It's cheaper for me to travel almost 200 miles on a bus and visit my dad in person than to make a one-hour conversation over Patientline's telephone service

Calling a loved one in a UK hospital? It's cheaper to call a mobile phone in Japan.

My father suffers from multiple sclerosis and is currently lying in an NHS hospital bed. He's miserable, as you might guess. If, like I did, you want to call a suffering family member in one of over 150 UK hospitals that use Patientline's bedside TV, Internet and phone service, it'll cost you 49p per minute from a BT land line at peak rate. That's more to call a bedside across town than it costs to call someone on the other side of the globe.

Paitentline's cheap rate is still 39p per minute. Is this obscene? Let's see.

At peak rate from a BT land line, it'll cost you 28p per minute to call a home in Australia.
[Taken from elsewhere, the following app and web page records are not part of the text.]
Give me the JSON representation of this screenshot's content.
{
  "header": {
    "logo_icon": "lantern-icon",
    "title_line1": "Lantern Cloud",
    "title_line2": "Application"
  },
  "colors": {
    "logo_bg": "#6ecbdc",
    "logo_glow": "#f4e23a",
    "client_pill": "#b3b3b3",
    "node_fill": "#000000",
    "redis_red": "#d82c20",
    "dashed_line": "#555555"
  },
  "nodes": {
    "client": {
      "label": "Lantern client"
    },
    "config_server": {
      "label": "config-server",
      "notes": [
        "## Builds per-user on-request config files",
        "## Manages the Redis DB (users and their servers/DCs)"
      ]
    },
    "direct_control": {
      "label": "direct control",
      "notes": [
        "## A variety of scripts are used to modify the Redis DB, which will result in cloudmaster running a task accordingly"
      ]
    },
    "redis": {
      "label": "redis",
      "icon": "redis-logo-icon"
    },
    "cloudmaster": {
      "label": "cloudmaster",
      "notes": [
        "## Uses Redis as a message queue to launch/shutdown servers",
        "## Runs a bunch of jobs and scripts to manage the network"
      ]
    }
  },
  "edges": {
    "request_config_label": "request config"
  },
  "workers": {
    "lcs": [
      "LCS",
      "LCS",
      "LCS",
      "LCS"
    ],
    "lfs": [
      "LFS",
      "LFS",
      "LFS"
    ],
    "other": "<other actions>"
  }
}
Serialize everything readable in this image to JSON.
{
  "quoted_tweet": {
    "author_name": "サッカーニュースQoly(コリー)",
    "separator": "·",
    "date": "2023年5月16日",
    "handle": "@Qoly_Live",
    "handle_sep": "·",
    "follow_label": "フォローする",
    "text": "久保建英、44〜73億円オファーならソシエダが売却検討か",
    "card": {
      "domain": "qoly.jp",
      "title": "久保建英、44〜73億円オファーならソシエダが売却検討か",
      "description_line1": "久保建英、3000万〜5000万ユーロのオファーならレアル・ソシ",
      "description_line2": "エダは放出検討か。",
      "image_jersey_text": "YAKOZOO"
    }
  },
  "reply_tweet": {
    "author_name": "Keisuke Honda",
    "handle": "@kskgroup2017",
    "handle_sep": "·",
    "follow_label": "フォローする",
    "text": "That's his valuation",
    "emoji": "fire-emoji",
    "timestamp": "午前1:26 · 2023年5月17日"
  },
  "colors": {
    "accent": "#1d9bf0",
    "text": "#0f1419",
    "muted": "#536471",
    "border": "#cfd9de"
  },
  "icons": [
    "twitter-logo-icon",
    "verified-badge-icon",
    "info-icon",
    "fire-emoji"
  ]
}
It'll only cost you 14p per minute to call Hong Kong, and just 12p per minute to call Japan.

Even if you call a mobile phone in Japan at peak rate, it'll cost you only 37p per minute -- 12p per minute less than a call to a nearby hospital.

In fact, it's cheaper for me to travel almost 200 miles on a bus and have a light lunch than to make a one-hour conversation over lunch at home.

Last year the BBC reported that Patientline raised its call prices significantly, by an eye-watering 160 per cent. And in November of last year The Guardian commented on the financial instability of the firm, citing operating losses of millions within just six months.

Patientline says higher call charges support lower TV charges, which more patients use. Maybe if call charges were lower more people would use them? 49 pence per minute to call my dad isn't exactly an enticing offer.